By Alisa Minykova
Alisa blogs at minyukova.com
My grandmother lived in a building for seniors in Jersey City across the river from World Trade Center. When she was healthier, she would come to visit me on the Lower East Side. After September 11th, the Path Train stopped running to Manhattan from her station. And, when they rebuilt everything, she was too scared of the way things would look on the other side, so she never left Jersey City again. The promenade near her house became her destination. It was there that she scouted for the latest trends, even though mostly office workers were passing by. She would have me sit with her on a bench as if we were in the first rows of fashion week and lecture me on the do’s and don’ts of pleating and pant lengths, using the unsuspecting passers-by in sensible attire.
Sometimes she would find a bag of clothes, belonging to someone who had died or moved to a nursing facility, in the trash compactor room of her building. She would examine every article with the eye of a tailor, looking at the stitching and the fabric. If the thing was as old as the person who it belonged to, she would exclaim “Look at the craftsmanship! Look at the work involved. Try it on!”
I would have to use my entire physiology to fight off a size sixteen dress coat or a woman’s business suit. “I can alter it!” she would insist. “I can hem the skirt!” Why did I resist these offers? After all, she was forward-thinking, claiming to have invented tights during WW2 by sewing wool stockings to her underwear. It’s not like I was un-eccentric, it would have cost me nothing to let her have her creative release. In fact we could have created a brand, but I didn’t believe in her vision and that is my loss.
Despite her inability to understand or speak English, my grandmother would talk to just about anyone. She used her own form of Esperanto, a jumble of Latin (which she learned at law school) Yiddish and Russian. If the person was remotely responsive she would really get going and throw in some Soviet slogans. Of course, in America her humor was rarely appreciated and her desire for even a passing soul to soul connection rarely met. This hunger to connect, coupled with a pathological hatred for human ignorance, created an impossible situation of disappointment and loneliness. Reading became her only true salvation, it was in biographies of epic men and women that she felt relevant, and in intricate novels that she had her affairs.
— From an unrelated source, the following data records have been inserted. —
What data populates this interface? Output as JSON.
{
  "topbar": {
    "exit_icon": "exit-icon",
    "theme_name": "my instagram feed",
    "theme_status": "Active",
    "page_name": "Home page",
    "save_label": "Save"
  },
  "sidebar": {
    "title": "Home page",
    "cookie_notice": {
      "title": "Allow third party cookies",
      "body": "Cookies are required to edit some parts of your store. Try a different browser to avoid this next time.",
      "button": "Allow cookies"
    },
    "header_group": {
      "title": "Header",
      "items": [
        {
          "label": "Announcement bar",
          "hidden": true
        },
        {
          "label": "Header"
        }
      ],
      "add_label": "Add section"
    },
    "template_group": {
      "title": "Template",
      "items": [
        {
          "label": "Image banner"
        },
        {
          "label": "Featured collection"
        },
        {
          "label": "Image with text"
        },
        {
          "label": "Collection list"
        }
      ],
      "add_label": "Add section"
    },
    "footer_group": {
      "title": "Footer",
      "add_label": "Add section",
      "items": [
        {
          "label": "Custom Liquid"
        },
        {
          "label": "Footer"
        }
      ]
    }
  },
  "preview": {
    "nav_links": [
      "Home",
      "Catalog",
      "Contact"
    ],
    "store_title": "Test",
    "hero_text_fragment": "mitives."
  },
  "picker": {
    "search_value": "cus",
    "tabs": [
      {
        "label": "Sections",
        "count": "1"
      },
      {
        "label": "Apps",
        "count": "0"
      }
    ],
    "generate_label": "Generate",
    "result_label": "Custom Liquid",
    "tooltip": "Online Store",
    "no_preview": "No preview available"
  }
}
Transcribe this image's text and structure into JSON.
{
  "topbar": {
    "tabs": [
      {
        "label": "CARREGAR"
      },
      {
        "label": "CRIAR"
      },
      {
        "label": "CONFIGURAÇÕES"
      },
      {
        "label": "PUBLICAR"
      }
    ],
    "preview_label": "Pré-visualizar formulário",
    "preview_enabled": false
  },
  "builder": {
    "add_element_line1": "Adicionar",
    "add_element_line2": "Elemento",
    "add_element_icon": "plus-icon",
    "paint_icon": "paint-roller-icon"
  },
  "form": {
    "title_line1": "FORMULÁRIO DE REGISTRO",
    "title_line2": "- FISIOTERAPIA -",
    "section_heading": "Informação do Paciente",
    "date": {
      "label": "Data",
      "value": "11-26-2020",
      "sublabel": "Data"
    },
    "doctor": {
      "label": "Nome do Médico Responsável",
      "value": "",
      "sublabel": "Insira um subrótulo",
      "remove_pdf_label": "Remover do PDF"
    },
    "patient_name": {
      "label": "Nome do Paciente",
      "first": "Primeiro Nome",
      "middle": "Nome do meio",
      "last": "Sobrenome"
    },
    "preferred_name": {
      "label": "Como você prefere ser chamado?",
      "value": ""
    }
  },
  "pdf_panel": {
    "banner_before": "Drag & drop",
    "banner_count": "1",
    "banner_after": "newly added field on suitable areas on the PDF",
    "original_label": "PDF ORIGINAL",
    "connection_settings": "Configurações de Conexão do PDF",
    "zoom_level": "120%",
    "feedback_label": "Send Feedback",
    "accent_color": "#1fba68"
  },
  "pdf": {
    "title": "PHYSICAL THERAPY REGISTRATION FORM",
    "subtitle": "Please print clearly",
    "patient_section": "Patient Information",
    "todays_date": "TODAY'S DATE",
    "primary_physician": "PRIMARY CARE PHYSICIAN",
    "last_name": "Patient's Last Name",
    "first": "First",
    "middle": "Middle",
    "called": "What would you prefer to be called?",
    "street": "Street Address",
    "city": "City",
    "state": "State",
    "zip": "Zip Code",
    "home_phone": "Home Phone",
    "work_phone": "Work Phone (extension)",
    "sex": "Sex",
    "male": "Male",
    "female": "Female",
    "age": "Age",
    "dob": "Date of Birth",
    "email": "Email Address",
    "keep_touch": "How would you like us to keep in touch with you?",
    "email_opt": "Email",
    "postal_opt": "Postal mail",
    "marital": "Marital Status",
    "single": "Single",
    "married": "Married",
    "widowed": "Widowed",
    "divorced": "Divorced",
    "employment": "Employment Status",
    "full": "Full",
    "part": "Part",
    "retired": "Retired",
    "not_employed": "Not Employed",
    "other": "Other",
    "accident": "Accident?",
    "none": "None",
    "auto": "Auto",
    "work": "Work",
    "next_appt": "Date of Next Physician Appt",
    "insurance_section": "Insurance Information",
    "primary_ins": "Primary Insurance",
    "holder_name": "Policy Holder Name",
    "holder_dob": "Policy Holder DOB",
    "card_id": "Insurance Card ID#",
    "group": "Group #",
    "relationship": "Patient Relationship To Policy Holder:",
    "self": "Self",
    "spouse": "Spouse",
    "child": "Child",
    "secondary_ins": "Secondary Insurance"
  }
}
Two years after her death I recognize her characteristics in myself more than ever. Like her, I have an insatiable desire to connect with humanity, like her I fail. Although my antics and desire to impress others pale in comparison to hers, I find myself spastically striking up conversations with strangers, only to realize that they have no idea why I am talking to them. I myself do not know I am talking to them. Perhaps, I am looking for my grandmother.